(Supplied records):

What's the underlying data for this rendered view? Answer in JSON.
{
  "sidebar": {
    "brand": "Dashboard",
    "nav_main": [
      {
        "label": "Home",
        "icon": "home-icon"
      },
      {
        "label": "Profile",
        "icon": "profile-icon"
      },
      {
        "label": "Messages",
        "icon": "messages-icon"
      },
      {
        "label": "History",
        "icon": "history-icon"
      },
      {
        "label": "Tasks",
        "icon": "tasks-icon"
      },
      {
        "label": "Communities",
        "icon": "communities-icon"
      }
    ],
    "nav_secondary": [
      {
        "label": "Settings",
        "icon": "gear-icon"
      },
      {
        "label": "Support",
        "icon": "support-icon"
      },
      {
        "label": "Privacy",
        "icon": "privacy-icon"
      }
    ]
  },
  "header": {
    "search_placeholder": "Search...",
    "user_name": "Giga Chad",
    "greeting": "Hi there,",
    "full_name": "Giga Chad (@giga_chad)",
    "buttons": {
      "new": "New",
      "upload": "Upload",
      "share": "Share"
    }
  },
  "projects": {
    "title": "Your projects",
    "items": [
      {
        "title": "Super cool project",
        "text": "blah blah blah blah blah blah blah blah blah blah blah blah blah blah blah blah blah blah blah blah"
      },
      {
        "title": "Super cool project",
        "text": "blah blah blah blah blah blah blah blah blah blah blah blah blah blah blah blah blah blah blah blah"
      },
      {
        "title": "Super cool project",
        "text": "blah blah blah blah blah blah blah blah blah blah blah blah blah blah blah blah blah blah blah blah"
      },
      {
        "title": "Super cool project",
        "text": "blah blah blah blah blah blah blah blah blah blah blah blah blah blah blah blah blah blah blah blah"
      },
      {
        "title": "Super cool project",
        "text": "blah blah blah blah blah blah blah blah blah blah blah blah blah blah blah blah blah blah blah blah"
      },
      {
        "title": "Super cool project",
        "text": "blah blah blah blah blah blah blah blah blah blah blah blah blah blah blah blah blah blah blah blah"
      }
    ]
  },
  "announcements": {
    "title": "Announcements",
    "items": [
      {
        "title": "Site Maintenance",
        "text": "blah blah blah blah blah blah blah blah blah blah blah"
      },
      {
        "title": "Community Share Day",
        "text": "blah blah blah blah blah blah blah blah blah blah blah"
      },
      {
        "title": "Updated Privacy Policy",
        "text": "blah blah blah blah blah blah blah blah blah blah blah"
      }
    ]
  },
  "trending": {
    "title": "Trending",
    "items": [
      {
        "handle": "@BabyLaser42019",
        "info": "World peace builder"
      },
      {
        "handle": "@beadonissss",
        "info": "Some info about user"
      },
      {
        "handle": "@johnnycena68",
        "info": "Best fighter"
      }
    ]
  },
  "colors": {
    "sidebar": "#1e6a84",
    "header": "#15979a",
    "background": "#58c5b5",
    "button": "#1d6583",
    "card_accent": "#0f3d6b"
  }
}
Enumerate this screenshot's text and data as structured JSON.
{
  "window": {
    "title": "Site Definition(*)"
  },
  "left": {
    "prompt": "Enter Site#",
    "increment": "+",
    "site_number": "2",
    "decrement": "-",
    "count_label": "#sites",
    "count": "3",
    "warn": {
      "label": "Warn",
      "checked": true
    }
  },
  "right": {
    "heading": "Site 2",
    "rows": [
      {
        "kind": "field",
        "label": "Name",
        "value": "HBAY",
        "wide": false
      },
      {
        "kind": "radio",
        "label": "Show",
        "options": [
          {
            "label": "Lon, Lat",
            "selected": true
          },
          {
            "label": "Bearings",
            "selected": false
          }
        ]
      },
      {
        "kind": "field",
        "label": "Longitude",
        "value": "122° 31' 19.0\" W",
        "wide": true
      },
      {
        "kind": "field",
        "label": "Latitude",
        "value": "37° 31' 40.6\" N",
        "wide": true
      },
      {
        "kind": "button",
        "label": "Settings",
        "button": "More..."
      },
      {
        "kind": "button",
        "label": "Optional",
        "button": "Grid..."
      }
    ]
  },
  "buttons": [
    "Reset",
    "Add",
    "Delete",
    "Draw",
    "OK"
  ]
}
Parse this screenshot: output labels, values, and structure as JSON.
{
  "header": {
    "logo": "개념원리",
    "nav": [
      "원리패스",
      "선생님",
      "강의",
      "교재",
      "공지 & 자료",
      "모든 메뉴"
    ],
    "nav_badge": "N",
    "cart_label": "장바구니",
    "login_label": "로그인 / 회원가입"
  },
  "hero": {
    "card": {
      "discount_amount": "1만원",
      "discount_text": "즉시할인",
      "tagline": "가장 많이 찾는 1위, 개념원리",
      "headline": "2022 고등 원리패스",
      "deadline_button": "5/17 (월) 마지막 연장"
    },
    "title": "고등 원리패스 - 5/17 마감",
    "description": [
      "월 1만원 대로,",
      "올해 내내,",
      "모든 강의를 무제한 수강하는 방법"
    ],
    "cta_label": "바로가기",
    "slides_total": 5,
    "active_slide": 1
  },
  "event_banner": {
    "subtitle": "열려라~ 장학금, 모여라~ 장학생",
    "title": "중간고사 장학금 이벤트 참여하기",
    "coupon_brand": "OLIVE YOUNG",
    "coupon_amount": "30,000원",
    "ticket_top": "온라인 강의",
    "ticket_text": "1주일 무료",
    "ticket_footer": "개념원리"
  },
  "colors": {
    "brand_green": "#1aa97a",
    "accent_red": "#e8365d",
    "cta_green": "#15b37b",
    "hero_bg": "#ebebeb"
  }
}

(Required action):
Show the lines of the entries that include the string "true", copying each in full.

(Exercise answer):
      "checked": true
            "selected": true
        "wide": true
        "wide": true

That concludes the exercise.